=== MATERIAL TO PROCESS ===

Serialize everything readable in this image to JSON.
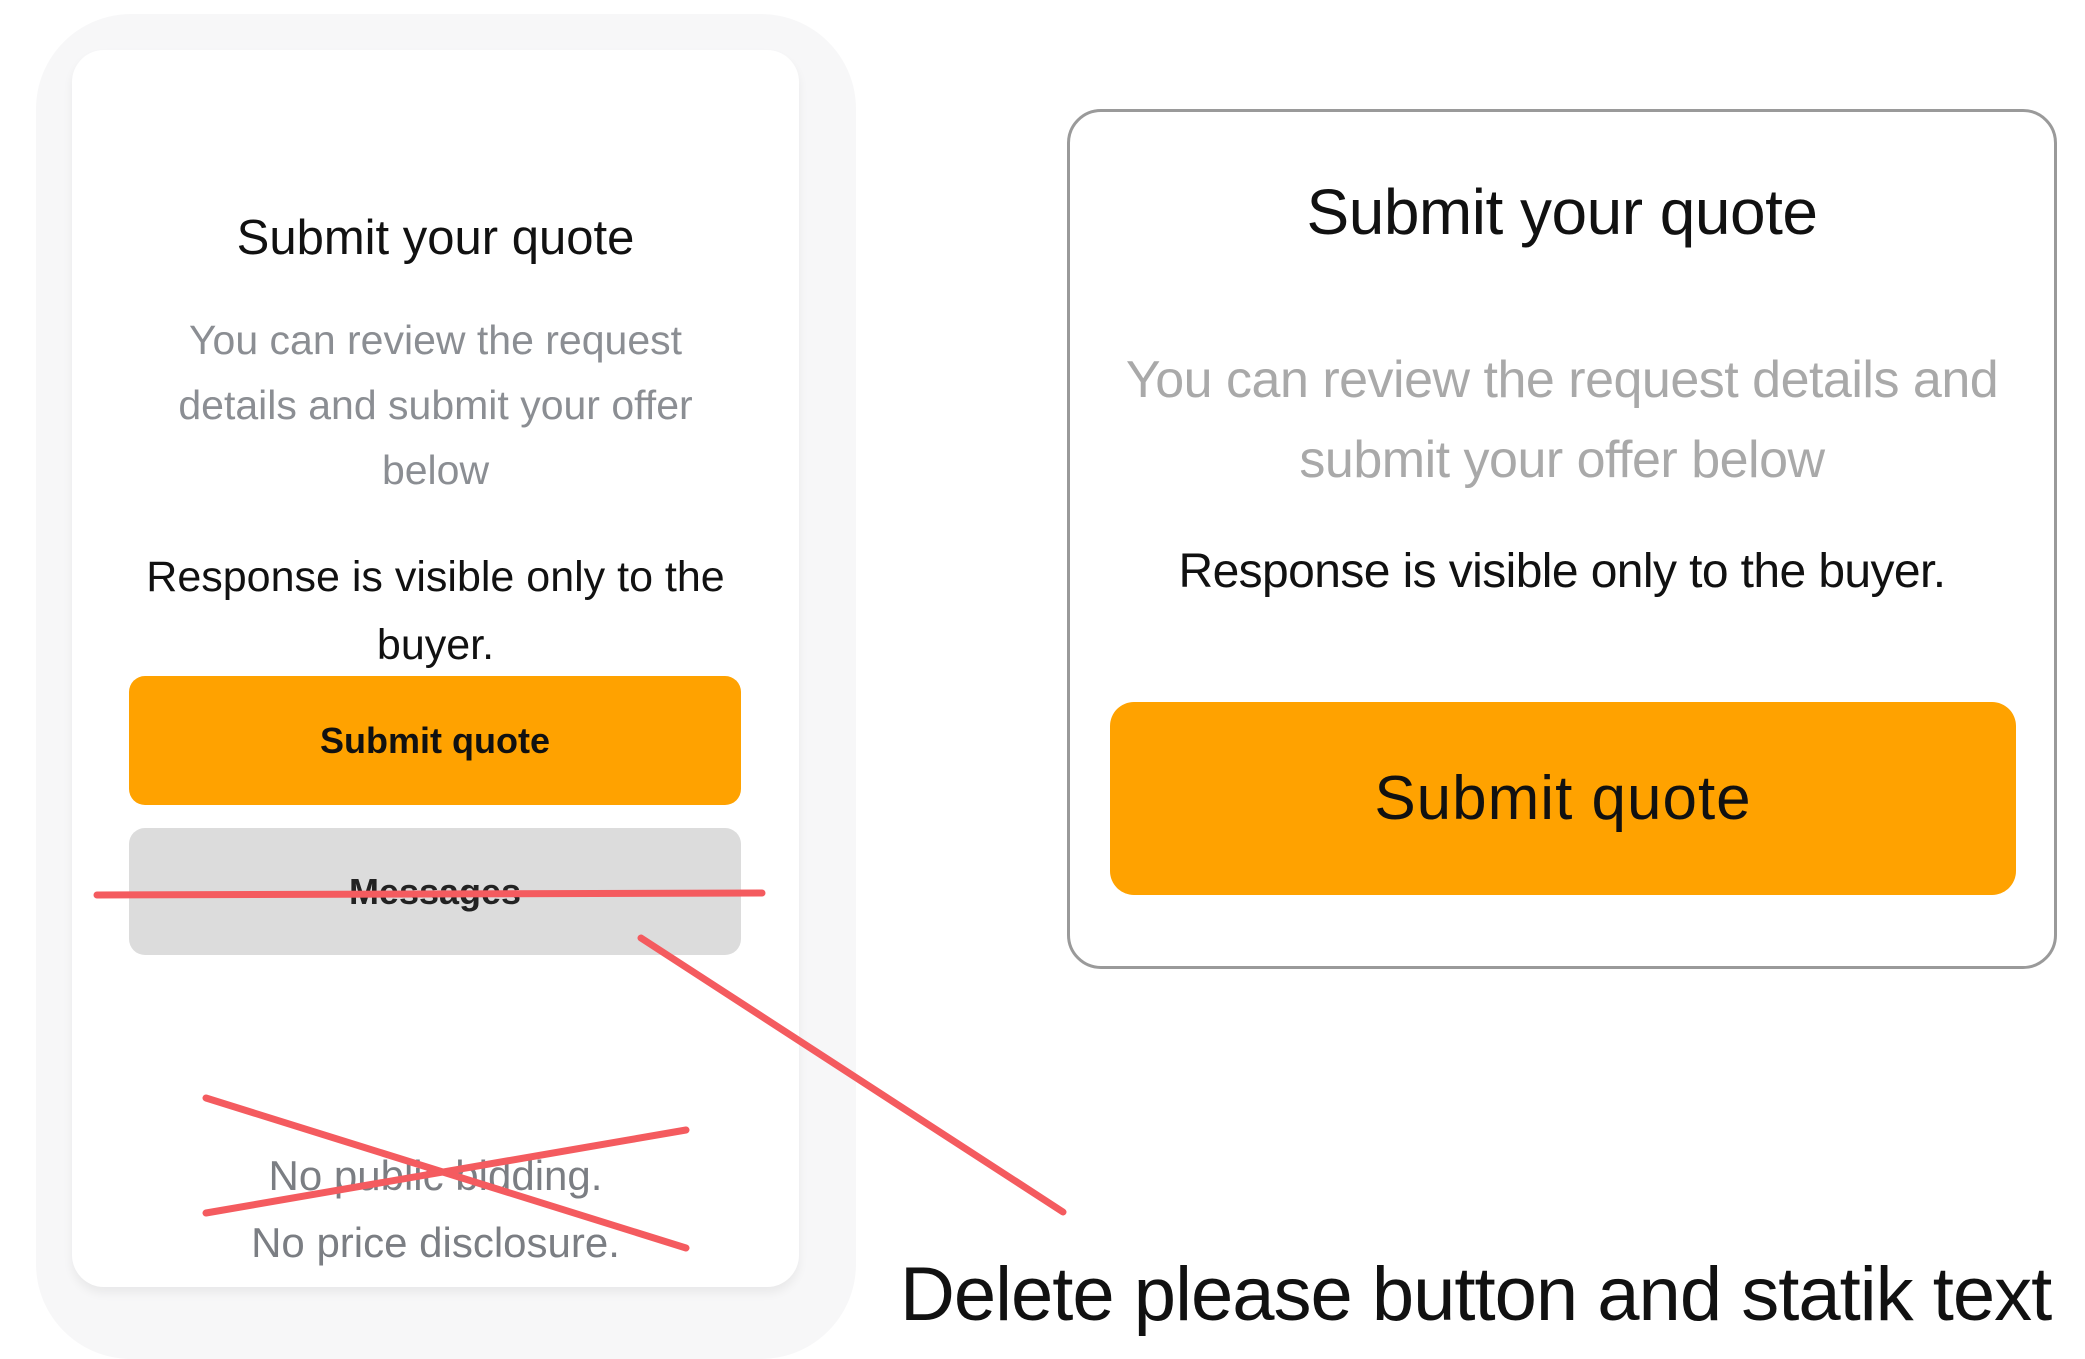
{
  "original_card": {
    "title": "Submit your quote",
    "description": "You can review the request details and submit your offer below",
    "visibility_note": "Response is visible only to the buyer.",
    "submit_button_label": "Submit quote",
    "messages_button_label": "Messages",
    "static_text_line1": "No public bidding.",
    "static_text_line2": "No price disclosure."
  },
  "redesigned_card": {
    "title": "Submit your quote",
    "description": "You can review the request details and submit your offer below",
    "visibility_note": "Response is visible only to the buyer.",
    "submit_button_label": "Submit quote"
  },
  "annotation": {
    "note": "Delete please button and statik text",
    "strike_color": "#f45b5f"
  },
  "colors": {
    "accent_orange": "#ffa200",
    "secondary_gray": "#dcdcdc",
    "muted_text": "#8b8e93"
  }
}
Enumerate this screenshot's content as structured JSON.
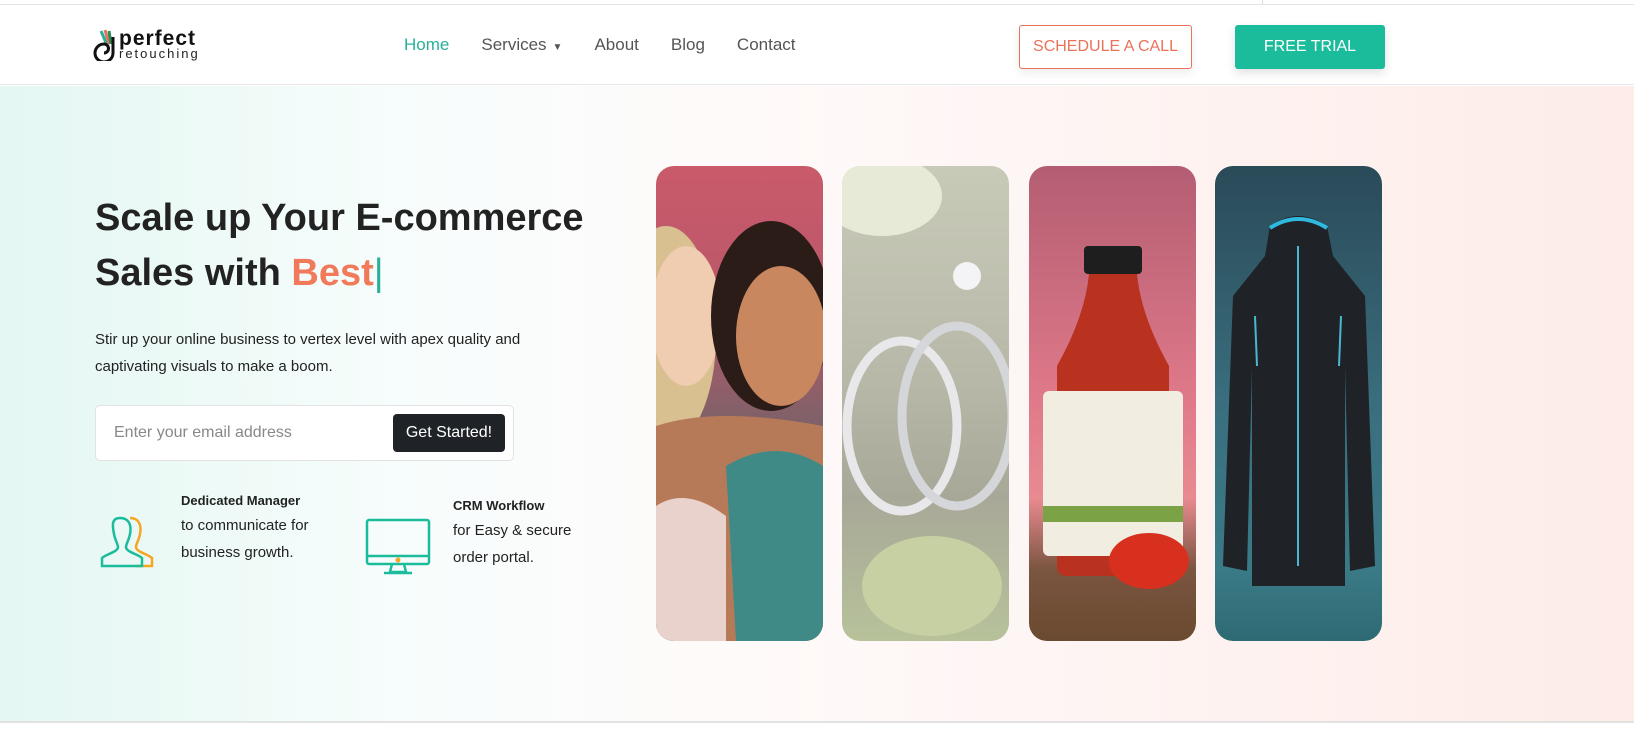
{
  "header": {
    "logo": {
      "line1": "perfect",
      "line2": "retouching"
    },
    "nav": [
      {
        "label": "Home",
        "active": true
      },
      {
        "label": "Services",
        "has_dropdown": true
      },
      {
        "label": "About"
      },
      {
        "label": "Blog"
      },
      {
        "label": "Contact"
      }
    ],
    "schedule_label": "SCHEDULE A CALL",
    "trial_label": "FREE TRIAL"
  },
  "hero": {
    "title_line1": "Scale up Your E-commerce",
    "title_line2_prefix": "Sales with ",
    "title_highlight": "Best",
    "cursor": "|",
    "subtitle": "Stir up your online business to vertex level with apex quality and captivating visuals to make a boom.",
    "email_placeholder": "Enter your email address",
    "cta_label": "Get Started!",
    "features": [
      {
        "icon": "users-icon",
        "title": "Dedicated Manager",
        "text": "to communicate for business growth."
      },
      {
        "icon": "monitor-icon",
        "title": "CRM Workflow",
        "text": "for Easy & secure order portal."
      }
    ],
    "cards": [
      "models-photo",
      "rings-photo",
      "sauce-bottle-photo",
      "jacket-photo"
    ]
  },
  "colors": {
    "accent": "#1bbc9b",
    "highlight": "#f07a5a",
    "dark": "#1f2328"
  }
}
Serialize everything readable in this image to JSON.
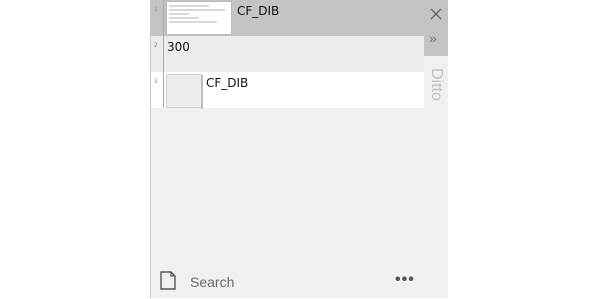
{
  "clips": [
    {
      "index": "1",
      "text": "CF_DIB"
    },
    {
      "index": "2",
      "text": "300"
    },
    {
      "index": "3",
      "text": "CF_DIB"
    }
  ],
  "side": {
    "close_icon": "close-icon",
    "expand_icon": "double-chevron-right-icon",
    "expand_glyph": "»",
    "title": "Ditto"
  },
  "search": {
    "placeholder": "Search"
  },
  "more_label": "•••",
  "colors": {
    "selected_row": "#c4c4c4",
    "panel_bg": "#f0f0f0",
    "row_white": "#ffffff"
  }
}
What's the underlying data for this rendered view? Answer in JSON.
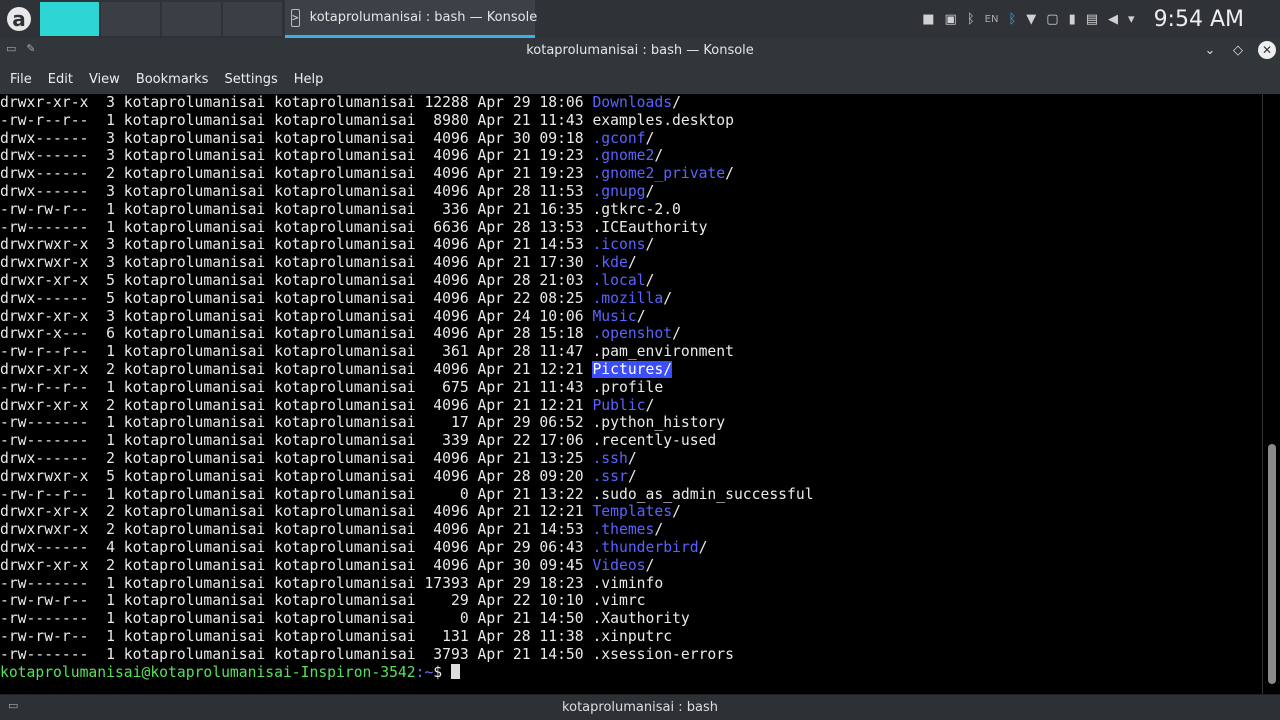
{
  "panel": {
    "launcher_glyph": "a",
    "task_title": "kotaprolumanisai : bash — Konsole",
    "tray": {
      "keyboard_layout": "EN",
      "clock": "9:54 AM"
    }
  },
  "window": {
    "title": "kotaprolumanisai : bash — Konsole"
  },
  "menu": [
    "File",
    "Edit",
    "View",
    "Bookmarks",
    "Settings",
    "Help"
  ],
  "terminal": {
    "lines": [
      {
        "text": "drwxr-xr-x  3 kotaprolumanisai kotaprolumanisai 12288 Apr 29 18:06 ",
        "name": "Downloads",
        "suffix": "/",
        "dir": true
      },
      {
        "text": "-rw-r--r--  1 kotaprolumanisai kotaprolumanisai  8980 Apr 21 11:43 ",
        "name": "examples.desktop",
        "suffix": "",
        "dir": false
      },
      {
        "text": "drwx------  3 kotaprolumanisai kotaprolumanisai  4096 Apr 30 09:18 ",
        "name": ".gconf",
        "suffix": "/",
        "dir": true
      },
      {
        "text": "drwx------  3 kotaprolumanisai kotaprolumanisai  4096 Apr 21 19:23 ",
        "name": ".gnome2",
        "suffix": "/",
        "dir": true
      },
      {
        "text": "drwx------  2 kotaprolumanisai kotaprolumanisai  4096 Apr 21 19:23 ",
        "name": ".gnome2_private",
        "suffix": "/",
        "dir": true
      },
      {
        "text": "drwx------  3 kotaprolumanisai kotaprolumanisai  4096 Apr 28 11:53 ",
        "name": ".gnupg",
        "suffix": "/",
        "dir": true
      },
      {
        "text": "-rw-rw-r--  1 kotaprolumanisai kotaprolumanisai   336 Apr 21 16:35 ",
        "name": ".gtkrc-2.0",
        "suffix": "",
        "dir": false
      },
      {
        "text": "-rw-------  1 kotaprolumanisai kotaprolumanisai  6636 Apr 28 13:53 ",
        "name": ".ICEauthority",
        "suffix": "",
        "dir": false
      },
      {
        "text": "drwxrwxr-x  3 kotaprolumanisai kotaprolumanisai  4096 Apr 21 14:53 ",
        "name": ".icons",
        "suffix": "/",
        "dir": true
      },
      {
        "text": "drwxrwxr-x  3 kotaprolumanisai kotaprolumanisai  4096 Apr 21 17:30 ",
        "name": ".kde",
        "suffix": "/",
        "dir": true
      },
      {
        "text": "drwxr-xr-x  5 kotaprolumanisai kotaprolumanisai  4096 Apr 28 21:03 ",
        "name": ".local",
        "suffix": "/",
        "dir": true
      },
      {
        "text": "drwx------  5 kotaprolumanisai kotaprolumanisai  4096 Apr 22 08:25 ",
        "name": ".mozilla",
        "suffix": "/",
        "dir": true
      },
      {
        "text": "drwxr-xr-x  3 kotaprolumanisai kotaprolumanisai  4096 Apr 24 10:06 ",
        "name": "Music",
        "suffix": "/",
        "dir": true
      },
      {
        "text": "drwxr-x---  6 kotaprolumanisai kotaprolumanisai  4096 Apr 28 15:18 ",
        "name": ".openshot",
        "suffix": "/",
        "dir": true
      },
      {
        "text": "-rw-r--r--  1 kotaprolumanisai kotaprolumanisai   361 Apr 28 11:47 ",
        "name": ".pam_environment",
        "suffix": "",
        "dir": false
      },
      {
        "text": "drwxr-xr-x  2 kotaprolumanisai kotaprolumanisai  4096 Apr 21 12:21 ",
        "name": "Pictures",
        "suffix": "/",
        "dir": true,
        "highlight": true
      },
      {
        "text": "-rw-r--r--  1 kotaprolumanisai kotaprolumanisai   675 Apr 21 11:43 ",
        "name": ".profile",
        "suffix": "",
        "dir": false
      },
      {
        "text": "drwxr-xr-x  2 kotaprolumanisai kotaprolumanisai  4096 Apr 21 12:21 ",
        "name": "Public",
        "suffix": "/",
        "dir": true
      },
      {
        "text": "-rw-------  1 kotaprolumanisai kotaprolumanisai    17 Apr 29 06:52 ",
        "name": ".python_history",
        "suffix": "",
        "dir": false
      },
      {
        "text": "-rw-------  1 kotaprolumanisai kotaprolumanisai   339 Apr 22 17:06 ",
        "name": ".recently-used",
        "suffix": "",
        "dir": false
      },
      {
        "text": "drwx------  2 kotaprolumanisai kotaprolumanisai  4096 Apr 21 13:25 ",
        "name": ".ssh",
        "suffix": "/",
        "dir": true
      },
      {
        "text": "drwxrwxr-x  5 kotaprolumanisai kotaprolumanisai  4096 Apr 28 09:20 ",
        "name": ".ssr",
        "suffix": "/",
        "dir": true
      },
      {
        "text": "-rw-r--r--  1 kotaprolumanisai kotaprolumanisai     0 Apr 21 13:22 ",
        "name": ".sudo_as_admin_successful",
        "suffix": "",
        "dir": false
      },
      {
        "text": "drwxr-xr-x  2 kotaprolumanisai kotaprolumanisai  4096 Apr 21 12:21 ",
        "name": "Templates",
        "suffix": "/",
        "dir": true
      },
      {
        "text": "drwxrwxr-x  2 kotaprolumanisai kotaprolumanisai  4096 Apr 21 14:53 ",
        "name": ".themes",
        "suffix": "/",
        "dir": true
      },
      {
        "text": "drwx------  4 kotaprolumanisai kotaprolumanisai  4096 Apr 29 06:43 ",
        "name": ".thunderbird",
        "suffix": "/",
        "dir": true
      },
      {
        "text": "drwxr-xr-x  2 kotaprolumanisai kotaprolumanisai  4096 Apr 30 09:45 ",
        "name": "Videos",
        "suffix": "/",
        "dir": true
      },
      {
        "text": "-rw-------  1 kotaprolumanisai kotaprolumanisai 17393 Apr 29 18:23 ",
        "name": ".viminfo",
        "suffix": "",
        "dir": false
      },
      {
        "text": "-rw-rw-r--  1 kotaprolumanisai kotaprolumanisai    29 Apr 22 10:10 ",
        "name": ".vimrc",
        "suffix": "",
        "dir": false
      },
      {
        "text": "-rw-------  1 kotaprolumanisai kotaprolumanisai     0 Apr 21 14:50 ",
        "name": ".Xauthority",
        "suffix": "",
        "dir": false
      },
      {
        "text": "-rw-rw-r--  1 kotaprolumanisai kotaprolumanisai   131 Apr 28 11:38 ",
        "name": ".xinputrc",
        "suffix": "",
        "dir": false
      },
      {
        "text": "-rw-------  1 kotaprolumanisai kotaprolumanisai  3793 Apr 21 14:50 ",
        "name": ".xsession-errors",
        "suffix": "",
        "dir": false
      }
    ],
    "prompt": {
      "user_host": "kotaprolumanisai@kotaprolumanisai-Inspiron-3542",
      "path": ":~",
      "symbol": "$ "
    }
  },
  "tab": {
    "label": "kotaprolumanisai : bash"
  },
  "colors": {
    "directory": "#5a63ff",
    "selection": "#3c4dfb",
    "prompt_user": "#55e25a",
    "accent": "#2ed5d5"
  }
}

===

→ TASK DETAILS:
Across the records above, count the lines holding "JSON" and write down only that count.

→ RESULT BELOW:
4